A long-time Vonnegut scholar, Broer’s earlier book, Sanity Plea: Schizophrenia in the Novels of Kurt Vonnegut, offered a broad psychoanalytic study of the author’s work, and was called by the Journal of Popular Culture “…among the very best in Vonnegut studies.”

Broer shared his thoughts with The Daily Vonnegut.

Q: In Vonnegut & Hemingway: Writers at War, you describe Hemingway as the “secret sharer” of Vonnegut’s literary imagination. How so?

A: I, of course, allude to Joseph Conrad’s wonderful novella, “The Secret Sharer,” about two sea Captains who represent opposing sides of the same individual, mankind’s impulse to cruelty and violence versus a capacity for self-awareness, control, and cooperation. Like Conrad, like Einstein and Freud, Vonnegut understood that unless human beings learn to understand and control their destructive tendencies, civilization is doomed. Vonnegut viewed Hemingway’s love of blood sports, killing big animals for pleasure, in this context. But just as in Conrad’s story where the protagonist’s bestial self is unconscious, I suspect Vonnegut was never fully aware of the deeper, more personal reason for his compulsive portrayal of Hemingway as his “bête noir,” a fatalistic self for whom suicide was forecast from an early age, and to which Vonnegut repeatedly refers in and out of his fiction, e.g., “I had recently turned seventy-three. My mother made it to seventy-two. Hemingway almost made it to sixty-two” (Timequake). I think Vonnegut believed that resisting the pull of his defeatist self was necessary not only to fulfilling his role as canary-bird-in-the-coal mine, but to life itself. As I wrote in Vonnegut and Hemingway: Writers at War, Hemingway joins Billy Pilgrim, Kilgore Trout, and Kurt Vonnegut Sr. as the author’s chief scapegoats, carrying his burden of trauma and despair.

Read the complete interview here:

Vonnegut and Hemingway – An Interview with Lawrence R. Broer


Vonnegut Trivia – Week of July 2, 2017

For this week’s question, we enter the world of Vonnegut’s short fiction:

What was the name of the Lincoln High School band director who appears in several early stories, including “The Kid Nobody Could Handle,” reprinted in the Welcome to the Monkey House collection?  

The answer to last week’s question is “Report on the Barnhouse Effect,” which was Vonnegut’s first published story.  Collier’s paid $750 for the story.  For Vonnegut, this was the equivalent of two months’ salary at GE.

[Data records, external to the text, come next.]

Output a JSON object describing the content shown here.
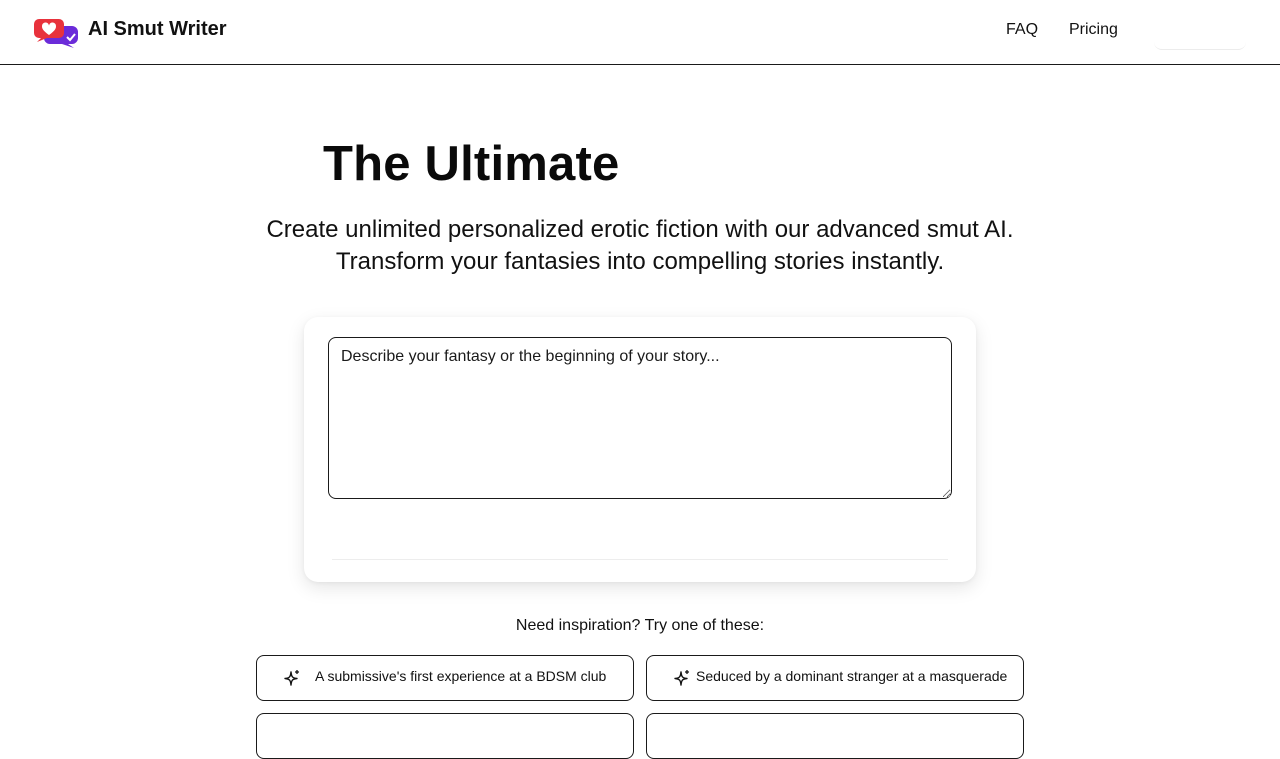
{
  "header": {
    "brand": "AI Smut Writer",
    "logo_icon": "chat-hearts-logo-icon",
    "nav": {
      "faq": "FAQ",
      "pricing": "Pricing"
    }
  },
  "hero": {
    "title": "The Ultimate",
    "subtitle_line1": "Create unlimited personalized erotic fiction with our advanced smut AI.",
    "subtitle_line2": "Transform your fantasies into compelling stories instantly."
  },
  "composer": {
    "placeholder": "Describe your fantasy or the beginning of your story..."
  },
  "inspiration": {
    "heading": "Need inspiration? Try one of these:",
    "icon": "sparkle-icon",
    "prompts": [
      "A submissive's first experience at a BDSM club",
      "Seduced by a dominant stranger at a masquerade"
    ]
  },
  "colors": {
    "logo_red": "#e8323c",
    "logo_purple": "#6b2bd9",
    "border": "#1a1a1a"
  }
}
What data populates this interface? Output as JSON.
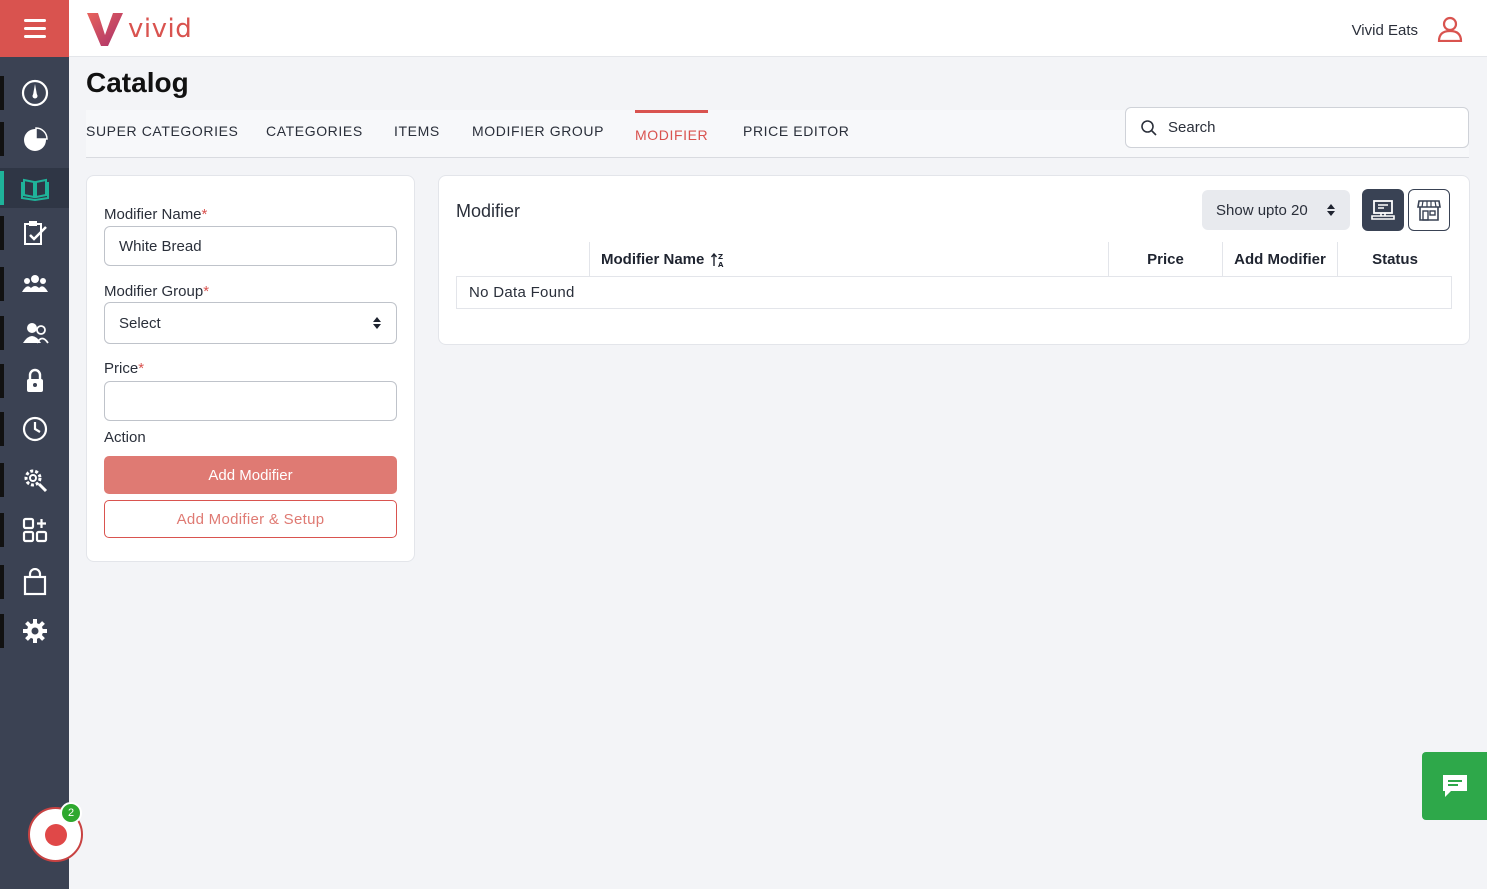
{
  "app": {
    "logo_text": "vivid",
    "account_name": "Vivid Eats",
    "brand_color": "#d9534f"
  },
  "rail": {
    "items": [
      {
        "icon": "dashboard-icon"
      },
      {
        "icon": "pie-chart-icon"
      },
      {
        "icon": "catalog-book-icon",
        "active": true
      },
      {
        "icon": "clipboard-check-icon"
      },
      {
        "icon": "users-group-icon"
      },
      {
        "icon": "staff-icon"
      },
      {
        "icon": "lock-icon"
      },
      {
        "icon": "clock-icon"
      },
      {
        "icon": "gear-search-icon"
      },
      {
        "icon": "apps-add-icon"
      },
      {
        "icon": "shopping-bag-icon"
      },
      {
        "icon": "settings-icon"
      }
    ],
    "record_badge": "2"
  },
  "page": {
    "title": "Catalog",
    "tabs": [
      {
        "label": "SUPER CATEGORIES"
      },
      {
        "label": "CATEGORIES"
      },
      {
        "label": "ITEMS"
      },
      {
        "label": "MODIFIER GROUP"
      },
      {
        "label": "MODIFIER",
        "active": true
      },
      {
        "label": "PRICE EDITOR"
      }
    ],
    "search_placeholder": "Search"
  },
  "form": {
    "name_label": "Modifier Name",
    "name_value": "White Bread",
    "group_label": "Modifier Group",
    "group_value": "Select",
    "price_label": "Price",
    "price_value": "",
    "action_label": "Action",
    "required_mark": "*",
    "add_button": "Add Modifier",
    "add_setup_button": "Add Modifier & Setup"
  },
  "list": {
    "title": "Modifier",
    "page_size": "Show upto 20",
    "columns": [
      "Modifier Name",
      "Price",
      "Add Modifier",
      "Status"
    ],
    "empty_text": "No Data Found"
  }
}
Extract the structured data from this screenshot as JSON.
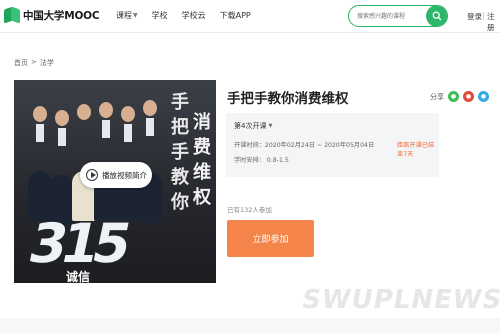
{
  "header": {
    "logo_text": "中国大学MOOC",
    "nav": [
      {
        "label": "课程",
        "has_caret": true
      },
      {
        "label": "学校",
        "has_caret": false
      },
      {
        "label": "学校云",
        "has_caret": false
      },
      {
        "label": "下载APP",
        "has_caret": false
      }
    ],
    "search_placeholder": "搜索感兴趣的课程",
    "login_label": "登录",
    "register_label": "注册"
  },
  "breadcrumb": [
    "首页",
    ">",
    "法学"
  ],
  "cover": {
    "play_label": "播放视频简介",
    "big_text": "315",
    "sub_text": "诚信",
    "vertical_left": [
      "手",
      "把",
      "手",
      "教",
      "你"
    ],
    "vertical_right": [
      "消",
      "费",
      "维",
      "权"
    ]
  },
  "course": {
    "title": "手把手教你消费维权",
    "share_label": "分享",
    "session_label": "第4次开课",
    "date_text": "开课时间：2020年02月24日 ~ 2020年05月04日",
    "ended_text": "距离开课已结束7天",
    "load_text": "学时安排：  0.8-1.5",
    "joined_text": "已有132人参加",
    "join_label": "立即参加"
  },
  "watermark": "SWUPLNEWS",
  "colors": {
    "brand_green": "#2bb66b",
    "accent_orange": "#f4844a",
    "ended_red": "#ee6b3a"
  },
  "icons": {
    "search": "search-icon",
    "play": "play-icon",
    "wechat": "wechat-icon",
    "weibo": "weibo-icon",
    "qq": "qq-icon"
  }
}
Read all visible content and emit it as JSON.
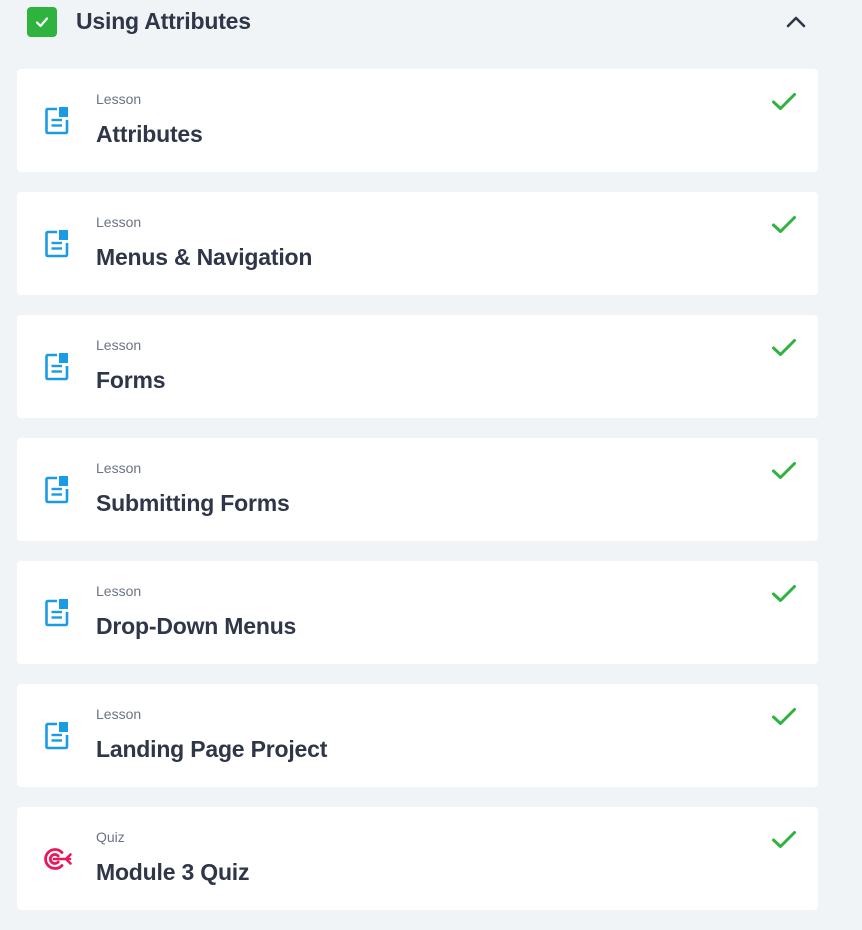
{
  "module": {
    "title": "Using Attributes",
    "completed": true,
    "expanded": true
  },
  "items": [
    {
      "type": "Lesson",
      "title": "Attributes",
      "icon": "lesson-doc-icon",
      "completed": true
    },
    {
      "type": "Lesson",
      "title": "Menus & Navigation",
      "icon": "lesson-doc-icon",
      "completed": true
    },
    {
      "type": "Lesson",
      "title": "Forms",
      "icon": "lesson-doc-icon",
      "completed": true
    },
    {
      "type": "Lesson",
      "title": "Submitting Forms",
      "icon": "lesson-doc-icon",
      "completed": true
    },
    {
      "type": "Lesson",
      "title": "Drop-Down Menus",
      "icon": "lesson-doc-icon",
      "completed": true
    },
    {
      "type": "Lesson",
      "title": "Landing Page Project",
      "icon": "lesson-doc-icon",
      "completed": true
    },
    {
      "type": "Quiz",
      "title": "Module 3 Quiz",
      "icon": "quiz-target-icon",
      "completed": true
    }
  ],
  "colors": {
    "background": "#f1f4f7",
    "card": "#ffffff",
    "title_text": "#2e3648",
    "type_text": "#6b7384",
    "complete_green": "#2fb33f",
    "lesson_blue": "#1a9be6",
    "quiz_pink": "#e8185c"
  }
}
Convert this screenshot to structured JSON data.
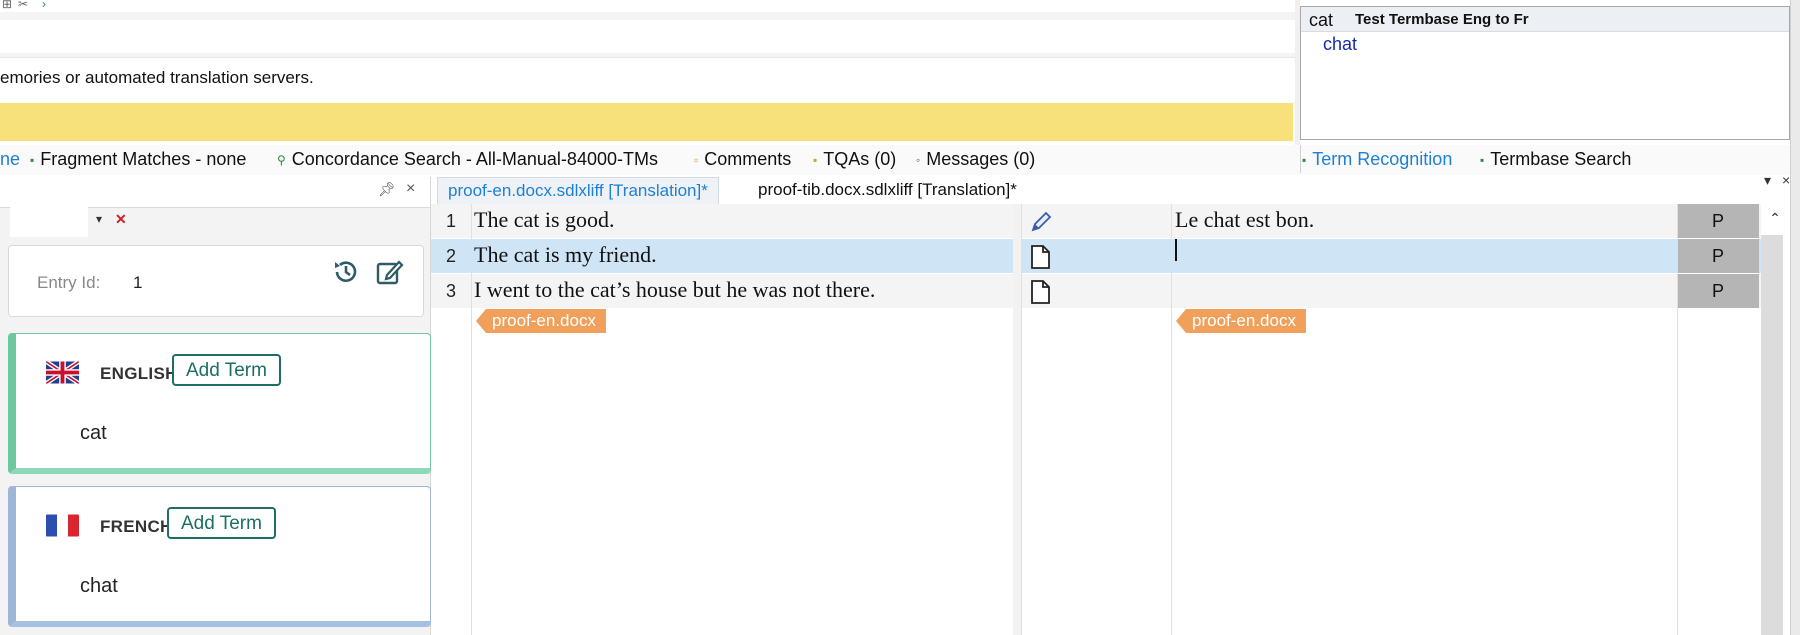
{
  "top": {
    "info_text": "emories or automated translation servers."
  },
  "termbase_panel": {
    "source_term": "cat",
    "termbase_name": "Test Termbase Eng to Fr",
    "target_term": "chat"
  },
  "tabs": {
    "partial": "ne",
    "fragment_matches": "Fragment Matches - none",
    "concordance": "Concordance Search - All-Manual-84000-TMs",
    "comments": "Comments",
    "tqas": "TQAs (0)",
    "messages": "Messages (0)",
    "term_recognition": "Term Recognition",
    "termbase_search": "Termbase Search"
  },
  "entry": {
    "label": "Entry Id:",
    "value": "1"
  },
  "english": {
    "language": "ENGLISH",
    "add_term": "Add Term",
    "term": "cat"
  },
  "french": {
    "language": "FRENCH",
    "add_term": "Add Term",
    "term": "chat"
  },
  "editor": {
    "doc_tabs": [
      "proof-en.docx.sdlxliff [Translation]*",
      "proof-tib.docx.sdlxliff [Translation]*"
    ],
    "rows": [
      {
        "num": "1",
        "source": "The cat is good.",
        "target": "Le chat est bon.",
        "status": "P"
      },
      {
        "num": "2",
        "source": "The cat is my friend.",
        "target": "",
        "status": "P"
      },
      {
        "num": "3",
        "source": "I went to the cat’s house but he was not there.",
        "target": "",
        "status": "P"
      }
    ],
    "doc_tag_source": "proof-en.docx",
    "doc_tag_target": "proof-en.docx"
  },
  "colors": {
    "accent_blue": "#1e7fd6",
    "highlight_row": "#cfe4f5",
    "yellow_bar": "#f7e17b",
    "english_border": "#6fc7a2",
    "french_border": "#9fb6d8",
    "doc_tag": "#f0a05a",
    "add_term_teal": "#1b6f66"
  },
  "icons": [
    "pin-icon",
    "close-icon",
    "history-icon",
    "edit-icon",
    "pencil-icon",
    "document-icon",
    "chevron-up-icon"
  ]
}
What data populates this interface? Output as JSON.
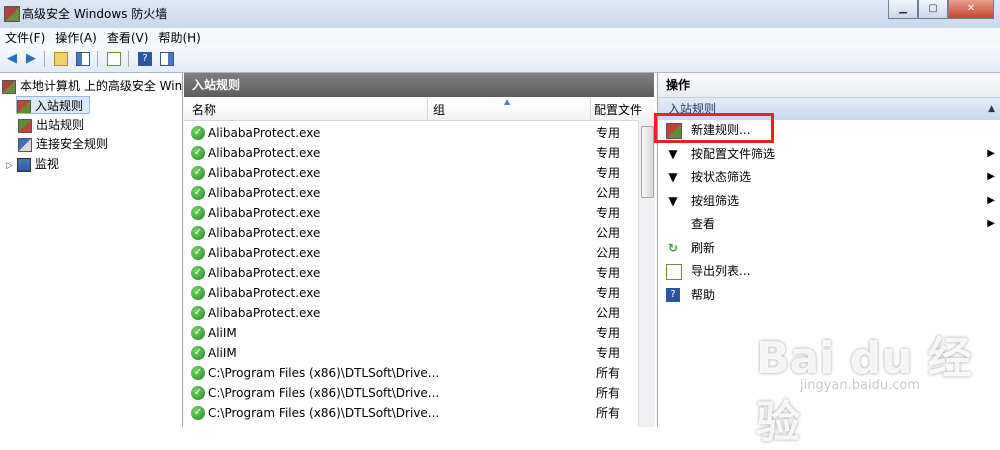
{
  "window": {
    "title": "高级安全 Windows 防火墙"
  },
  "menu": [
    "文件(F)",
    "操作(A)",
    "查看(V)",
    "帮助(H)"
  ],
  "tree": {
    "root": "本地计算机 上的高级安全 Windows 防火墙",
    "items": [
      "入站规则",
      "出站规则",
      "连接安全规则",
      "监视"
    ]
  },
  "middle": {
    "title": "入站规则",
    "columns": {
      "name": "名称",
      "group": "组",
      "profile": "配置文件"
    },
    "rows": [
      {
        "name": "AlibabaProtect.exe",
        "profile": "专用"
      },
      {
        "name": "AlibabaProtect.exe",
        "profile": "专用"
      },
      {
        "name": "AlibabaProtect.exe",
        "profile": "专用"
      },
      {
        "name": "AlibabaProtect.exe",
        "profile": "公用"
      },
      {
        "name": "AlibabaProtect.exe",
        "profile": "专用"
      },
      {
        "name": "AlibabaProtect.exe",
        "profile": "公用"
      },
      {
        "name": "AlibabaProtect.exe",
        "profile": "公用"
      },
      {
        "name": "AlibabaProtect.exe",
        "profile": "专用"
      },
      {
        "name": "AlibabaProtect.exe",
        "profile": "专用"
      },
      {
        "name": "AlibabaProtect.exe",
        "profile": "公用"
      },
      {
        "name": "AliIM",
        "profile": "专用"
      },
      {
        "name": "AliIM",
        "profile": "专用"
      },
      {
        "name": "C:\\Program Files (x86)\\DTLSoft\\Drive...",
        "profile": "所有"
      },
      {
        "name": "C:\\Program Files (x86)\\DTLSoft\\Drive...",
        "profile": "所有"
      },
      {
        "name": "C:\\Program Files (x86)\\DTLSoft\\Drive...",
        "profile": "所有"
      }
    ]
  },
  "actions": {
    "title": "操作",
    "section": "入站规则",
    "items": [
      {
        "label": "新建规则...",
        "icon": "new-rule-icon",
        "arrow": ""
      },
      {
        "label": "按配置文件筛选",
        "icon": "filter-icon",
        "arrow": "▶"
      },
      {
        "label": "按状态筛选",
        "icon": "filter-icon",
        "arrow": "▶"
      },
      {
        "label": "按组筛选",
        "icon": "filter-icon",
        "arrow": "▶"
      },
      {
        "label": "查看",
        "icon": "",
        "arrow": "▶"
      },
      {
        "label": "刷新",
        "icon": "refresh-icon",
        "arrow": ""
      },
      {
        "label": "导出列表...",
        "icon": "export-icon",
        "arrow": ""
      },
      {
        "label": "帮助",
        "icon": "help-icon",
        "arrow": ""
      }
    ]
  },
  "watermark": {
    "brand": "Bai du 经验",
    "url": "jingyan.baidu.com"
  }
}
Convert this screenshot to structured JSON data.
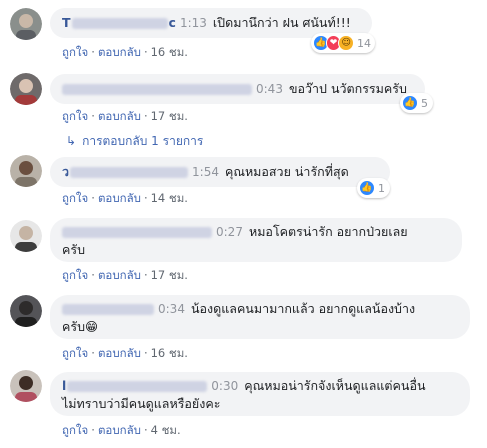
{
  "comments": [
    {
      "name": "T",
      "name_suffix": "c",
      "time": "1:13",
      "text": "เปิดมานึกว่า ฝน ศนันท์!!!",
      "reaction_count": "14",
      "reactions": [
        "like-icon",
        "love-icon",
        "haha-icon"
      ],
      "age": "16 ชม."
    },
    {
      "name": "",
      "time": "0:43",
      "text": "ขอว๊าป นวัตกรรมครับ",
      "reaction_count": "5",
      "reactions": [
        "like-icon"
      ],
      "age": "17 ชม."
    },
    {
      "name": "ว",
      "time": "1:54",
      "text": "คุณหมอสวย น่ารักที่สุด",
      "reaction_count": "1",
      "reactions": [
        "like-icon"
      ],
      "age": "14 ชม."
    },
    {
      "name": "",
      "time": "0:27",
      "text": "หมอโคตรน่ารัก อยากป่วยเลย",
      "text2": "ครับ",
      "age": "17 ชม."
    },
    {
      "name": "",
      "time": "0:34",
      "text": "น้องดูแลคนมามากแล้ว อยากดูแลน้องบ้าง",
      "text2": "ครับ",
      "emoji": "😁",
      "age": "16 ชม."
    },
    {
      "name": "l",
      "time": "0:30",
      "text": "คุณหมอน่ารักจังเห็นดูแลแต่คนอื่น",
      "text2": "ไม่ทราบว่ามีคนดูแลหรือยังคะ",
      "age": "4 ชม."
    }
  ],
  "actions": {
    "like": "ถูกใจ",
    "reply": "ตอบกลับ",
    "separator": "·"
  },
  "replies_link": "การตอบกลับ 1 รายการ",
  "colors": {
    "link": "#4267b2",
    "bubble": "#f2f3f5",
    "timestamp": "#90949c"
  }
}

In September, Seven Stories Press will publish Vonnegut’s Complete Stories, edited by Jerome Klinkowitz and Dan Wakefield, with a Foreword by Dave Eggers.  Organized thematically, the book features 97 stories and over 1,000 pages.